The African Language program at MESAAS offers regular classroom instruction in three African languages: Swahili, Pulaar, and Wolof. These languages together cover wide geographical areas in East, West and Southern Africa.
As the most geographically widespread language in Africa, Pulaar is the first language of millions of people in various areas from the westernmost point of the African continent (Senegal) southward to Sierra Leone, and eastward across Mali to Sudan. Pulaar is also used as a very important means of communication (by non-native speakers) in some areas of West Africa, and holds the status of national language in Senegal. Mauritania, Guinea, and Mali. Although the traditional nomadic life has resulted in many varieties of the language (over twenty different dialects), Pulaar is a regional language because all these varieties are mutually intelligible to some degree. Because of the dispersion of the Pulaar people throughout West Africa, Pulaar is a language of survival as well as a key to accessing a wealth of authentic historical, anthropological and religious materials. Pulaar people embraced Islam quite early and, a good deal of great Islamic figures are from the Pulaar ethnic group. The prominent role played by Pulaar people in West African history is reflected through their rich written and oral heritage

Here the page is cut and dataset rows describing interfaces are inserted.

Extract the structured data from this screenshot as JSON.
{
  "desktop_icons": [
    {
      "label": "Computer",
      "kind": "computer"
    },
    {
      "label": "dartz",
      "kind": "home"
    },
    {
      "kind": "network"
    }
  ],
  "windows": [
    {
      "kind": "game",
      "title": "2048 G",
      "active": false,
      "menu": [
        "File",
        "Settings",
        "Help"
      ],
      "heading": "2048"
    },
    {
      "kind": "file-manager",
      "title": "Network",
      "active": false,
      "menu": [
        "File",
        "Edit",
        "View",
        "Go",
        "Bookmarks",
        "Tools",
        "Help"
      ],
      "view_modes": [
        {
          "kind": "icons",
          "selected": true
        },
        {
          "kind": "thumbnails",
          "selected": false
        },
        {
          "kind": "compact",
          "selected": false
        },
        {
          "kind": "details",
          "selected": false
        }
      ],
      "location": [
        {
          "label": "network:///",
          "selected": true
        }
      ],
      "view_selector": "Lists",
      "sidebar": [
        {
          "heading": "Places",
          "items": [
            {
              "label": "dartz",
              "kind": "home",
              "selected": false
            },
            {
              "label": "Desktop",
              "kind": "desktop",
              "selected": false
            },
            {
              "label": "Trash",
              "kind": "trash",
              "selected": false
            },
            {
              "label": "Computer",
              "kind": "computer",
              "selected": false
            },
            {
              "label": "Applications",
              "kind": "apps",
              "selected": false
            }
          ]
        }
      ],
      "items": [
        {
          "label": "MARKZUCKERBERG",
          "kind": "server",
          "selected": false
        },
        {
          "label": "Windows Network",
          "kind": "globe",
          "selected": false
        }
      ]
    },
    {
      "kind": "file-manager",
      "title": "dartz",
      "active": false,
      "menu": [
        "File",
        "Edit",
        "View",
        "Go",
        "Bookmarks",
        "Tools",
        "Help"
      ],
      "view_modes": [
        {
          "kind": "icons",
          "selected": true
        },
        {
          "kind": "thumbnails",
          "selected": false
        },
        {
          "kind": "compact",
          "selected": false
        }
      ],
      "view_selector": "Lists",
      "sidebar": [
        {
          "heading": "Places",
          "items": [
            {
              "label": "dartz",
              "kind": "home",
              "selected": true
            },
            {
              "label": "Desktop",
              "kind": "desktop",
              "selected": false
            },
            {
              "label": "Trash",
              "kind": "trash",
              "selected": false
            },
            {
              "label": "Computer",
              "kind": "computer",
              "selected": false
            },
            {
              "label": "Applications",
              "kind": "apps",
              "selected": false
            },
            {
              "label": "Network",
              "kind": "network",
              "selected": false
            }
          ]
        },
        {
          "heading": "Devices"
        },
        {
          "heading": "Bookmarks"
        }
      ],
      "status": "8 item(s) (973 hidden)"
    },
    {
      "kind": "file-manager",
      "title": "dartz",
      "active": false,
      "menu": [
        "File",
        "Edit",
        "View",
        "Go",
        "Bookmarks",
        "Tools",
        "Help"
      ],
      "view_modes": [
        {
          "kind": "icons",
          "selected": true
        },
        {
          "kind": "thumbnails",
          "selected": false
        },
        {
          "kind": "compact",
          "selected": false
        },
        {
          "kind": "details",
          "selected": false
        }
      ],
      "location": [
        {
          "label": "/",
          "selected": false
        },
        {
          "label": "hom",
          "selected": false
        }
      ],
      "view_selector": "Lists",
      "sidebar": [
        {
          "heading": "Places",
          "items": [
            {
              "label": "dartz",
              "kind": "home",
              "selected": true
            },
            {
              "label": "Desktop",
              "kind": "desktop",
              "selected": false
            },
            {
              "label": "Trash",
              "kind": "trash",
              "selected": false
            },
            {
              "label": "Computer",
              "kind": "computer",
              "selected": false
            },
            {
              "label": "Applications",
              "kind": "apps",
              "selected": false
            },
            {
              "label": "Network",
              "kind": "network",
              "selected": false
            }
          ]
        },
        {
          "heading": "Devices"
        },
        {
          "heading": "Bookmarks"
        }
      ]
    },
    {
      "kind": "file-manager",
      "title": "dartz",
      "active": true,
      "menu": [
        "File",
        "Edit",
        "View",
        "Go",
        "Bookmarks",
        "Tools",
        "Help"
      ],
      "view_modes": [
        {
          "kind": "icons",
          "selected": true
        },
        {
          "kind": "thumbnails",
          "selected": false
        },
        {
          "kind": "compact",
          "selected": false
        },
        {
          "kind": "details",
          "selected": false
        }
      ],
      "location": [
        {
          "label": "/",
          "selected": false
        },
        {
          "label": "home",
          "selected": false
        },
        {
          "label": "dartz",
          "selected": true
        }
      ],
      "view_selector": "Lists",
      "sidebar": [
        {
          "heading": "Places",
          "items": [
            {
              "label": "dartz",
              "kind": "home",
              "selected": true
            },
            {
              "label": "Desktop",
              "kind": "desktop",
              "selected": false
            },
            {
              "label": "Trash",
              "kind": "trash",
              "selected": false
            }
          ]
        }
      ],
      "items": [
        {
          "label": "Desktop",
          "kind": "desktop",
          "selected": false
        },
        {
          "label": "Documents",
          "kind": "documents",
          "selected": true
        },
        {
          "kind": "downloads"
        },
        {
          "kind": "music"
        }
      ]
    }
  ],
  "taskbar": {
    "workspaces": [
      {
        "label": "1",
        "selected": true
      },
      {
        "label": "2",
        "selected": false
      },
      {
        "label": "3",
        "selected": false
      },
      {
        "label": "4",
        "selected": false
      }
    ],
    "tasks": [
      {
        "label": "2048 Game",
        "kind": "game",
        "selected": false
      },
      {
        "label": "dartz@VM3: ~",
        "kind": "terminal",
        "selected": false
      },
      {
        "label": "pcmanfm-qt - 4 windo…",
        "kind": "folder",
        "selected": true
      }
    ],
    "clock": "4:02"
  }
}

- Recognize all contrastive sounds and distinguish question and answer intonation.
- Express basic feelings and needs, as well as ask and answer questions related to these needs and feelings.
- Understand short utterances, and express basic courtesy.
- Correctly spell, read, and interpret written text in areas of practical need covered in the material.
- Begin to develop basic cultural insight.
- Understand, and interpret both written and spoken language in a variety of situations.
- Elaborate on descriptions, and discuss likes and dislikes.
- Comprehend speech on familiar topics, discuss opinions, and cultural differences
- Recognize various types of spoken and written language.
- Expand cultural knowledge.
- Create detailed descriptions using complex sentence structures.
- Narrate events.
- Understand, and interpret complex culturally charged language such as that generally found in tales, or historical narratives.
- Present an analysis of an authentic oral or written text to an audience, respond spontaneously to questions, and formulate and defend a position.
- Further knowledge into the histories, politics, and social settings of the speakers of the language of concern.